Every line of the data that includes "desc" should be copied out.

### Recorded data

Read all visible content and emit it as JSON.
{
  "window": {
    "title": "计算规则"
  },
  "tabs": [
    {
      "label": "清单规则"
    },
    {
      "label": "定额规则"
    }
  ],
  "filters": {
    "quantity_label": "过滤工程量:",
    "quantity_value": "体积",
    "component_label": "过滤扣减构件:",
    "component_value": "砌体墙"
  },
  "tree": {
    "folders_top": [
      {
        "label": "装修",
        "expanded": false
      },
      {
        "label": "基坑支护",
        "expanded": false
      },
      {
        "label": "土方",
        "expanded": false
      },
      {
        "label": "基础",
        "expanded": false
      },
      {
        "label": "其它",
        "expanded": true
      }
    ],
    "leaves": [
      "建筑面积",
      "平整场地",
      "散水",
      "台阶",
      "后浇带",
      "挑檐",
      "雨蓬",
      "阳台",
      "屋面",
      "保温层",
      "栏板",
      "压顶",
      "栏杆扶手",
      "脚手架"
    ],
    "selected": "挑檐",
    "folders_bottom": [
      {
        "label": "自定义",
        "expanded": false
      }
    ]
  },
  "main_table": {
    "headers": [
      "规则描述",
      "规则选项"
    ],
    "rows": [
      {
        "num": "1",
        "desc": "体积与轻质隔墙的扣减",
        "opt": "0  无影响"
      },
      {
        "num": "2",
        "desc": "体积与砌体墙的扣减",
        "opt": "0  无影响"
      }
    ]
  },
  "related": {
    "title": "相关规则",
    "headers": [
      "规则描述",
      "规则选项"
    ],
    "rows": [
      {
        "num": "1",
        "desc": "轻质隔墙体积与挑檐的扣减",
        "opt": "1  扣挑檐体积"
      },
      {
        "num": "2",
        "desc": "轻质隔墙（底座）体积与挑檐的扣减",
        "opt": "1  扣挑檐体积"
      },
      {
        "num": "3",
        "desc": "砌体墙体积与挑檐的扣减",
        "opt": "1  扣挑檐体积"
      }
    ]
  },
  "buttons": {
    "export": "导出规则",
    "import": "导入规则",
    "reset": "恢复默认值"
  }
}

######

**Task output**
        "desc": "体积与轻质隔墙的扣减",
        "desc": "体积与砌体墙的扣减",
        "desc": "轻质隔墙体积与挑檐的扣减",
        "desc": "轻质隔墙（底座）体积与挑檐的扣减",
        "desc": "砌体墙体积与挑檐的扣减",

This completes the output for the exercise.